Public health orders: A bill that would give lawmakers more say over public health orders and emergency declarations made it out of the Senate Health and Public Affairs Committee with no recommendation on a 7-1 vote. Senate Bill 74, sponsored by Senate Minority Leader Greg Baca, R-Belen, would set a limit of 14 days on any declared state of emergency and require either the full Legislature or leaders from both chambers to act to maintain the declaration for a longer period of time. “This bill is not a Democrat versus Republican issue,” Baca said in a statement after the vote. “Rather, it is an opportunity for the Legislature to recover and share some of the rightful authority given to us by the Constitution and our voters.” The measure, which has been described as a limit on the governor’s power, will be considered next by the Senate Judiciary Committee.
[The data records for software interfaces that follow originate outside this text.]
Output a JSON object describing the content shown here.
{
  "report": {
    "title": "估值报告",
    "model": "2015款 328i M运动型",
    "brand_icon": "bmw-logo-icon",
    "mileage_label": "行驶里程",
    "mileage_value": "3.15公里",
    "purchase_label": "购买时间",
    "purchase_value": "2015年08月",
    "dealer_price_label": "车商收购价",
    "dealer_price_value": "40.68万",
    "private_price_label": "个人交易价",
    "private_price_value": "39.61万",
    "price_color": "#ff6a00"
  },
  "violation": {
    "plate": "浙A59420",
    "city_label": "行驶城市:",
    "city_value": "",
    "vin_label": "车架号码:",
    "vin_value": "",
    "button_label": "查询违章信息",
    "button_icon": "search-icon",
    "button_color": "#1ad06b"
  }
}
Sex trafficking bill: Rep. Ryan Lane, R-Aztec, scored a victory when House Bill 161 earned unanimous approval from the House Consumer and Public Affairs Committee. The bill would allow people charged with prostitution who were victims of sex trafficking to claim an “affirmative defense.” That means they may own up to the charge but can provide facts that prove there were mitigating circumstances, which could lead to leniency. “The defendant can assert, ‘Maybe I was involved in an act of prostitution, but here’s why you cannot find me guilty of it — I was in human trafficking,’ ” Lane explained to the committee during Thursday’s hearing. State lawmakers have long struggled with imposing tougher fines on sex traffickers and protecting and helping those who were victims of those trafficking rings. Lane’s bill next goes to the House Judiciary Committee.
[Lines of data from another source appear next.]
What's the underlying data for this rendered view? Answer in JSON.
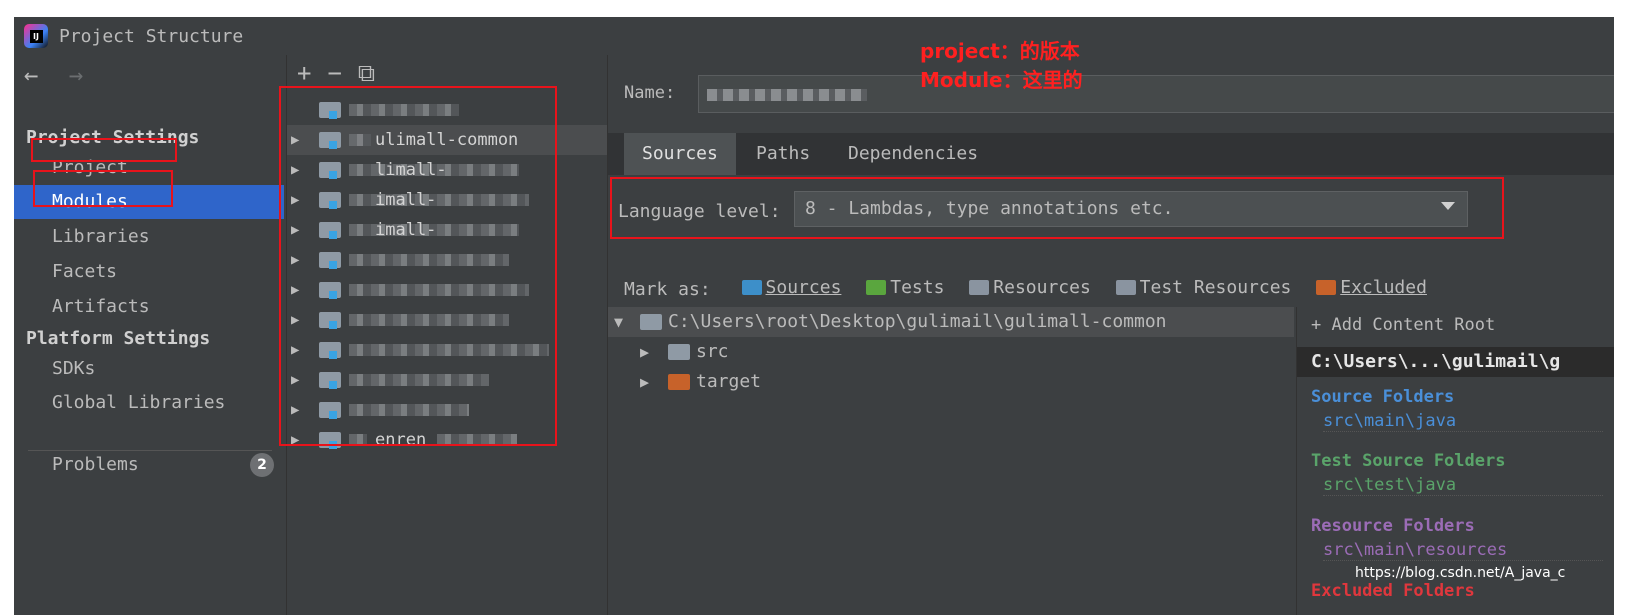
{
  "window": {
    "title": "Project Structure",
    "app_icon": "intellij-logo-icon"
  },
  "nav": {
    "back_icon": "arrow-left-icon",
    "forward_icon": "arrow-right-icon",
    "project_settings_heading": "Project Settings",
    "project_settings_items": [
      "Project",
      "Modules",
      "Libraries",
      "Facets",
      "Artifacts"
    ],
    "selected_item": "Modules",
    "platform_settings_heading": "Platform Settings",
    "platform_settings_items": [
      "SDKs",
      "Global Libraries"
    ],
    "problems_label": "Problems",
    "problems_count": "2"
  },
  "modules_toolbar": {
    "add_icon": "plus-icon",
    "remove_icon": "minus-icon",
    "copy_icon": "copy-icon"
  },
  "modules": [
    {
      "label": "",
      "expandable": false
    },
    {
      "label": "ulimall-common",
      "expandable": true,
      "selected": true
    },
    {
      "label": "limall-",
      "expandable": true
    },
    {
      "label": "imall-",
      "expandable": true
    },
    {
      "label": "imall-",
      "expandable": true
    },
    {
      "label": "",
      "expandable": true
    },
    {
      "label": "",
      "expandable": true
    },
    {
      "label": "",
      "expandable": true
    },
    {
      "label": "",
      "expandable": true
    },
    {
      "label": "",
      "expandable": true
    },
    {
      "label": "",
      "expandable": true
    },
    {
      "label": "enren",
      "expandable": true
    }
  ],
  "main": {
    "name_label": "Name:",
    "tabs": [
      "Sources",
      "Paths",
      "Dependencies"
    ],
    "active_tab": "Sources",
    "language_level_label": "Language level:",
    "language_level_value": "8 - Lambdas, type annotations etc.",
    "mark_as_label": "Mark as:",
    "mark_as": [
      {
        "label": "Sources",
        "color": "#3d8fc9"
      },
      {
        "label": "Tests",
        "color": "#5aa63e"
      },
      {
        "label": "Resources",
        "color": "#8a94a0"
      },
      {
        "label": "Test Resources",
        "color": "#8a94a0"
      },
      {
        "label": "Excluded",
        "color": "#c7622a"
      }
    ],
    "tree": [
      {
        "label": "C:\\Users\\root\\Desktop\\gulimail\\gulimall-common",
        "expanded": true,
        "folder_color": "#8f9aa5"
      },
      {
        "label": "src",
        "expanded": false,
        "folder_color": "#8f9aa5"
      },
      {
        "label": "target",
        "expanded": false,
        "folder_color": "#c7622a"
      }
    ],
    "add_content_root": "+ Add Content Root",
    "content_root_path": "C:\\Users\\...\\gulimail\\g",
    "source_folders_heading": "Source Folders",
    "source_folders_item": "src\\main\\java",
    "test_source_folders_heading": "Test Source Folders",
    "test_source_folders_item": "src\\test\\java",
    "resource_folders_heading": "Resource Folders",
    "resource_folders_item": "src\\main\\resources",
    "excluded_heading": "Excluded Folders",
    "colors": {
      "source": "#4a8fd8",
      "test": "#5aa46a",
      "resource": "#9b6cb6",
      "excluded": "#e0373d"
    }
  },
  "annotations": {
    "line1": "project：的版本",
    "line2": "Module：这里的",
    "color": "#ff2020"
  },
  "watermark": "https://blog.csdn.net/A_java_c"
}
No veteran discrimination: Rep. Harry Garcia, D-Grants, is a U.S. Marine Corps and Vietnam War veteran. The longtime legislator said he has heard from too many veterans who felt they were discriminated against while seeking a job — particularly combat vets who may be suffering from post-traumatic stress disorder. That’s why he introduced House Bill 113, which would prohibit businesses from discriminating against military veterans. The bill passed its second legislative hurdle when members of the House Judiciary Committee voted 11-1 to support it. It now goes to the House floor for a vote of the full 70-member body. Assuming the House approves it, the bill would then make its way to the Senate.
Quote of the day: “I told him the other night in jest, ‘What goes on in Santa Fe stays in Santa Fe.’ ” — House Minority Leader Jim Townsend of Artesia, recalling a conversation he had with Rep. Phelps Anderson about Anderson siding with Democrats in the House Health and Human Services Committee in support of repealing a half-century-old, unenforceable law that makes it a felony to perform an abortion in New Mexico.